YOUR ASSIGNMENT: Every record that follows is to be copied exactly, with the pictures omitted.

*** Begin section ***

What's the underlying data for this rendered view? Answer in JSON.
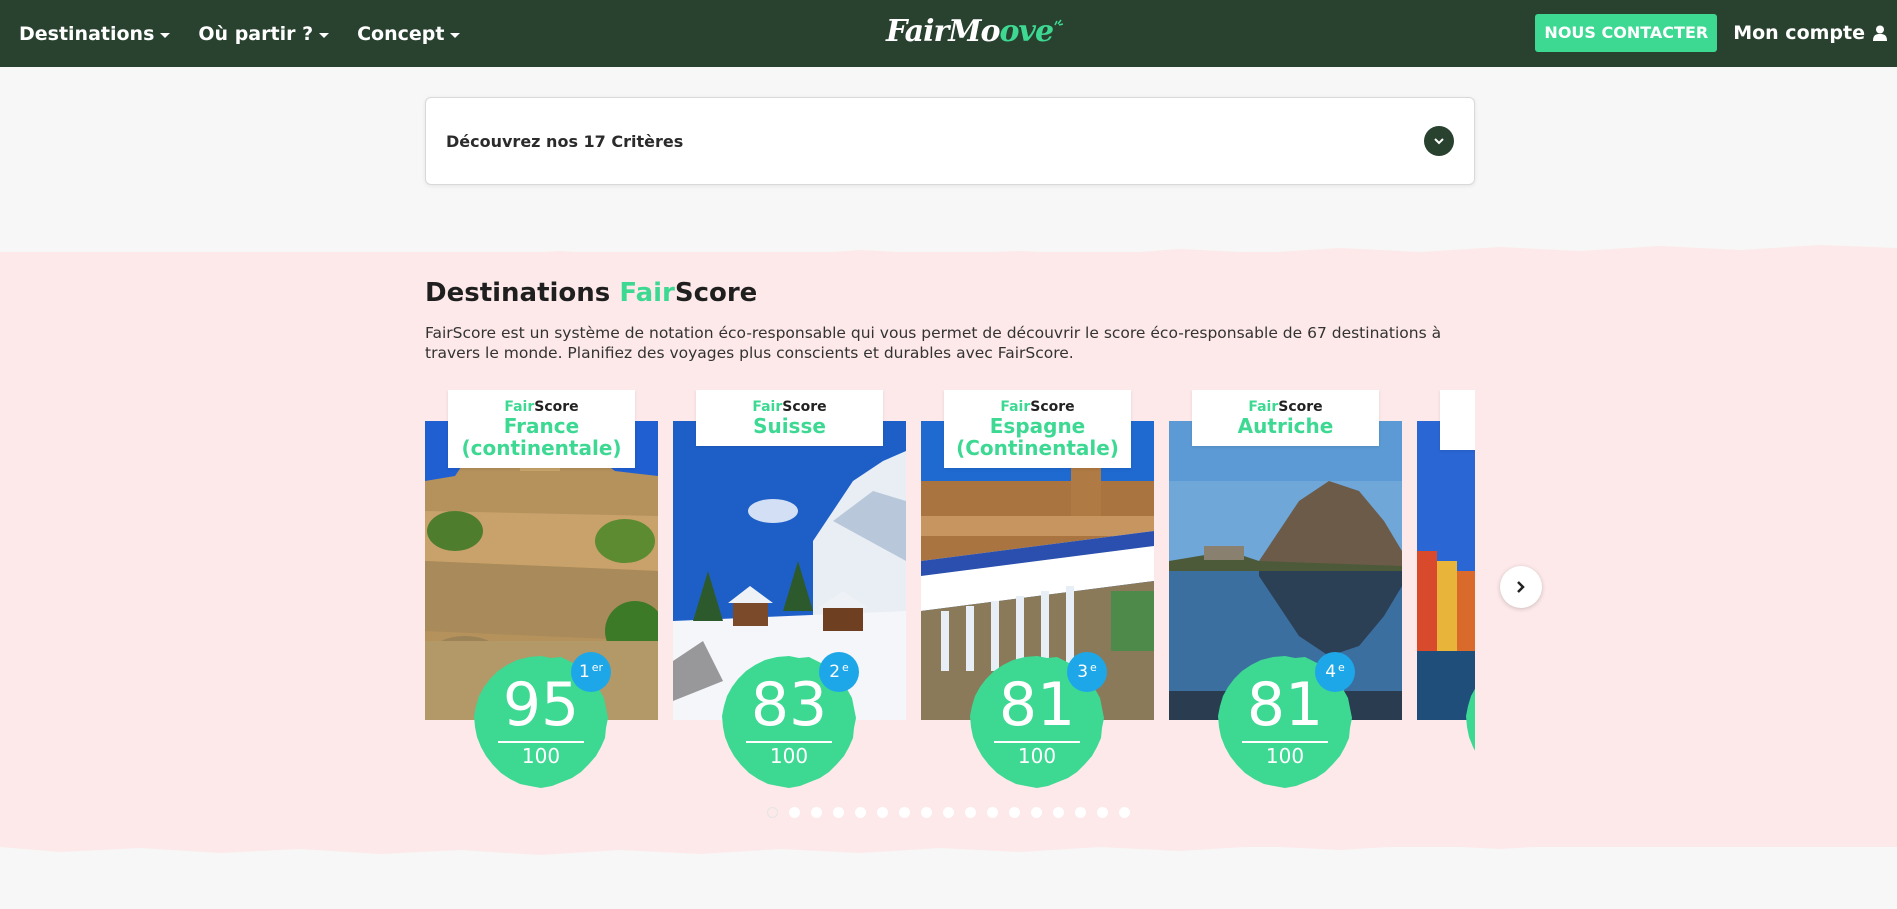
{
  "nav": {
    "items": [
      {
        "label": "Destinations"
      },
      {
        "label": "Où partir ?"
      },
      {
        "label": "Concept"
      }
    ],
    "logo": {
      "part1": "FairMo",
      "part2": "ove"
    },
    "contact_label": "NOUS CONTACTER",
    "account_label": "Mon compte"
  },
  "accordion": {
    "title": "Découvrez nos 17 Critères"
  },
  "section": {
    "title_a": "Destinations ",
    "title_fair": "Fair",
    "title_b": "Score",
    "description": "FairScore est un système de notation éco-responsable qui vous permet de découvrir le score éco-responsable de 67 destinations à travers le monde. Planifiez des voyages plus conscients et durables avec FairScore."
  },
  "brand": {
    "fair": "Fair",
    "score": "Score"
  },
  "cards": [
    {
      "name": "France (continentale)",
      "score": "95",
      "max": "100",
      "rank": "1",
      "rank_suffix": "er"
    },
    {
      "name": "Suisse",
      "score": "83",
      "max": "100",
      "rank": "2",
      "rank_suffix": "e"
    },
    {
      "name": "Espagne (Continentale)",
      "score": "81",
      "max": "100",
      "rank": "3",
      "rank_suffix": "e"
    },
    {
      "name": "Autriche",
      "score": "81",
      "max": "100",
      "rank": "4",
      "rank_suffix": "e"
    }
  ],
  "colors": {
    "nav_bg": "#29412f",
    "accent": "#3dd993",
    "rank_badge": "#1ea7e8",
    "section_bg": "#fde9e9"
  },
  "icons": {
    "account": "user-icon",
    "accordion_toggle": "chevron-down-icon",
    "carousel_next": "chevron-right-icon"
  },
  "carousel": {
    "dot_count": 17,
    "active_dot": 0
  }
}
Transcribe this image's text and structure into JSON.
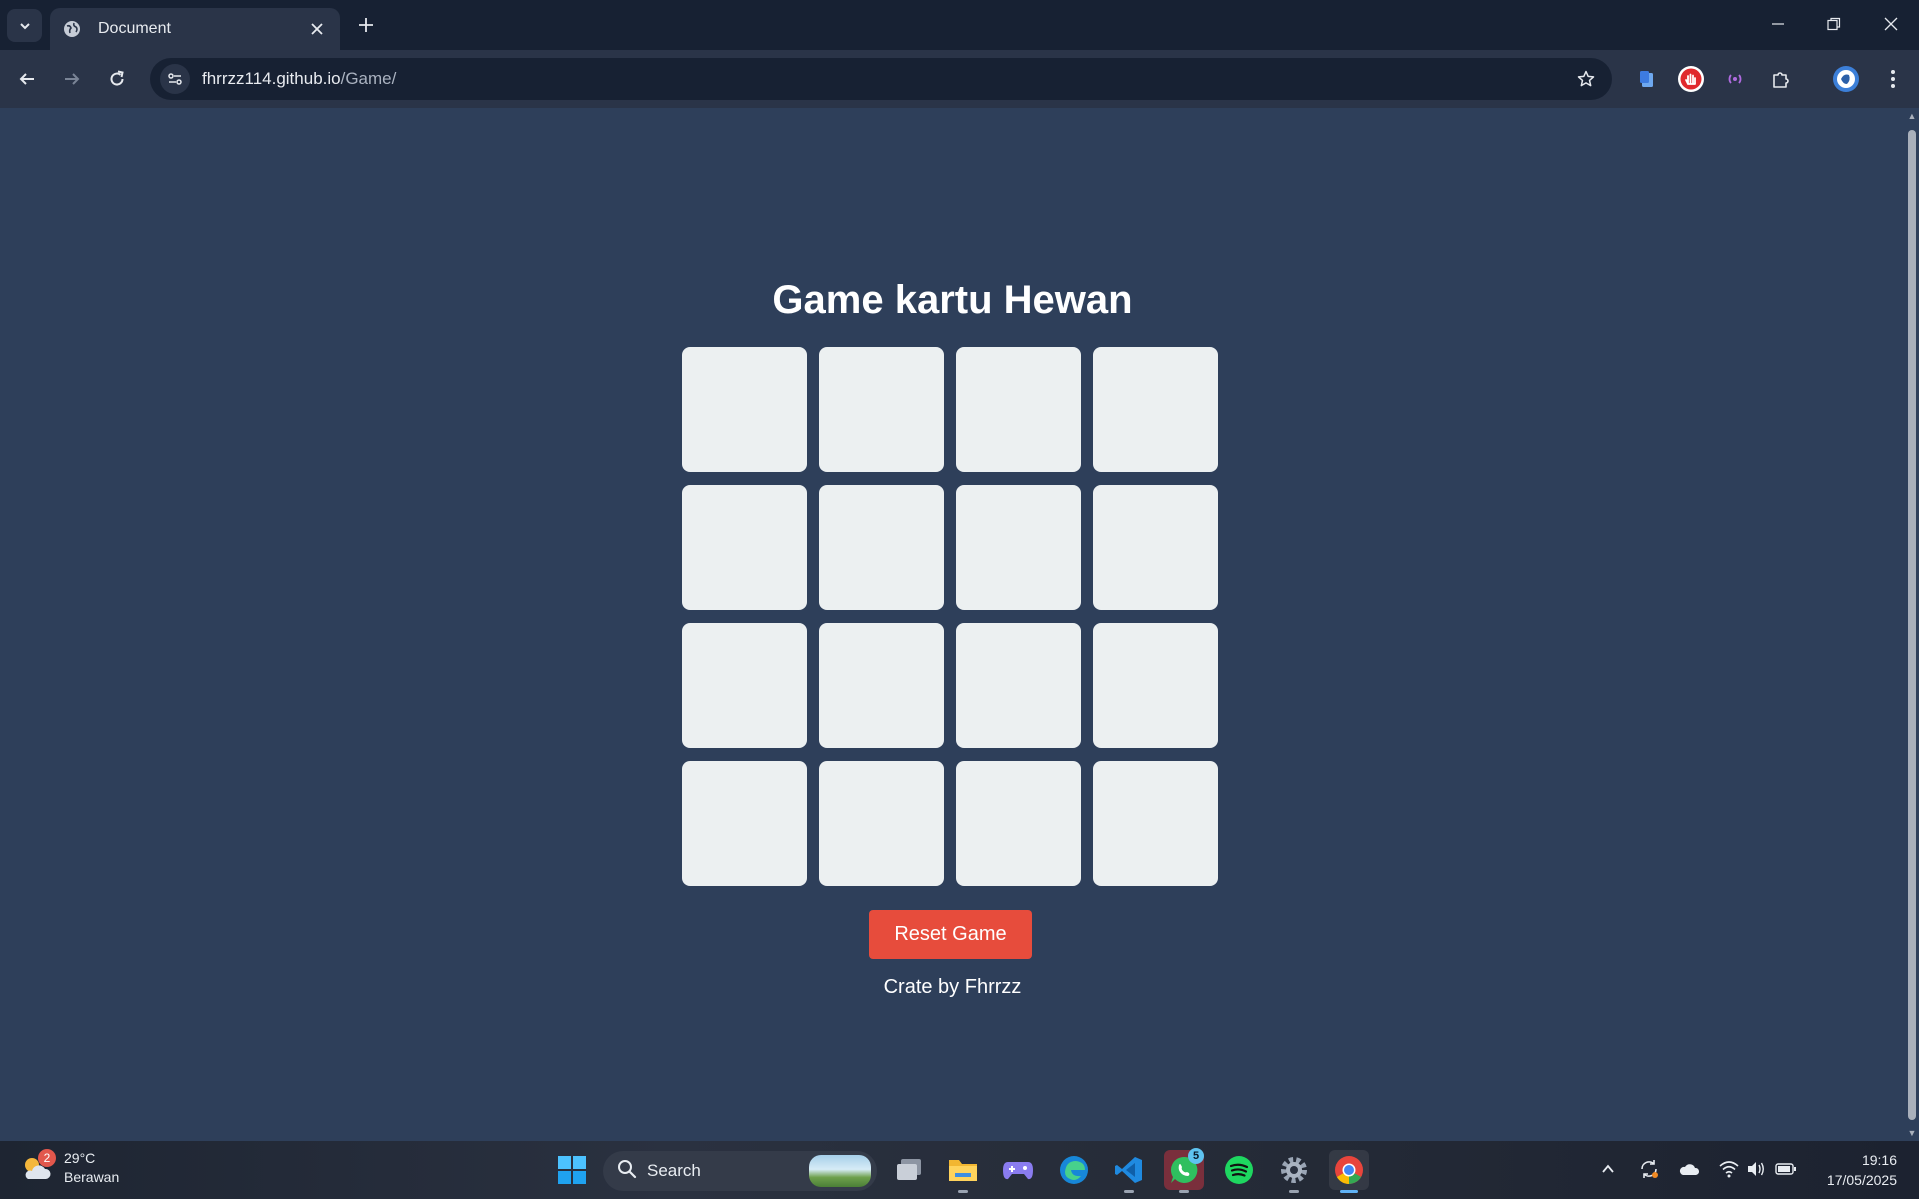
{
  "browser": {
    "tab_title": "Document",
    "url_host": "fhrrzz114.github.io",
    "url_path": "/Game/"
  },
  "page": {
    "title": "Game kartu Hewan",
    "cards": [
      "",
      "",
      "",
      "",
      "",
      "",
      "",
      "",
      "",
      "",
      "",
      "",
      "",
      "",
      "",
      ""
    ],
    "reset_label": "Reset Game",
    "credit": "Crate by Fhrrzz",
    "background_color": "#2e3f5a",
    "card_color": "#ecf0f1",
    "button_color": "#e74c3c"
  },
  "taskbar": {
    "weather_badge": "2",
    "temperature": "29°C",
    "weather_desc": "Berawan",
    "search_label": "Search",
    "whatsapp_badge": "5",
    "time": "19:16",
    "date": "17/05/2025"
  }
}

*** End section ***

RESPONSE BELOW:
What's the underlying data for this rendered view? Answer in JSON.
{
  "nav": {
    "items": [
      {
        "label": "Destinations"
      },
      {
        "label": "Où partir ?"
      },
      {
        "label": "Concept"
      }
    ],
    "logo": {
      "part1": "FairMo",
      "part2": "ove"
    },
    "contact_label": "NOUS CONTACTER",
    "account_label": "Mon compte"
  },
  "accordion": {
    "title": "Découvrez nos 17 Critères"
  },
  "section": {
    "title_a": "Destinations ",
    "title_fair": "Fair",
    "title_b": "Score",
    "description": "FairScore est un système de notation éco-responsable qui vous permet de découvrir le score éco-responsable de 67 destinations à travers le monde. Planifiez des voyages plus conscients et durables avec FairScore."
  },
  "brand": {
    "fair": "Fair",
    "score": "Score"
  },
  "cards": [
    {
      "name": "France (continentale)",
      "score": "95",
      "max": "100",
      "rank": "1",
      "rank_suffix": "er"
    },
    {
      "name": "Suisse",
      "score": "83",
      "max": "100",
      "rank": "2",
      "rank_suffix": "e"
    },
    {
      "name": "Espagne (Continentale)",
      "score": "81",
      "max": "100",
      "rank": "3",
      "rank_suffix": "e"
    },
    {
      "name": "Autriche",
      "score": "81",
      "max": "100",
      "rank": "4",
      "rank_suffix": "e"
    }
  ],
  "colors": {
    "nav_bg": "#29412f",
    "accent": "#3dd993",
    "rank_badge": "#1ea7e8",
    "section_bg": "#fde9e9"
  },
  "icons": {
    "account": "user-icon",
    "accordion_toggle": "chevron-down-icon",
    "carousel_next": "chevron-right-icon"
  },
  "carousel": {
    "dot_count": 17,
    "active_dot": 0
  }
}
Transcribe this image's text and structure into JSON.
{
  "browser": {
    "tab_title": "Document",
    "url_host": "fhrrzz114.github.io",
    "url_path": "/Game/"
  },
  "page": {
    "title": "Game kartu Hewan",
    "cards": [
      "",
      "",
      "",
      "",
      "",
      "",
      "",
      "",
      "",
      "",
      "",
      "",
      "",
      "",
      "",
      ""
    ],
    "reset_label": "Reset Game",
    "credit": "Crate by Fhrrzz",
    "background_color": "#2e3f5a",
    "card_color": "#ecf0f1",
    "button_color": "#e74c3c"
  },
  "taskbar": {
    "weather_badge": "2",
    "temperature": "29°C",
    "weather_desc": "Berawan",
    "search_label": "Search",
    "whatsapp_badge": "5",
    "time": "19:16",
    "date": "17/05/2025"
  }
}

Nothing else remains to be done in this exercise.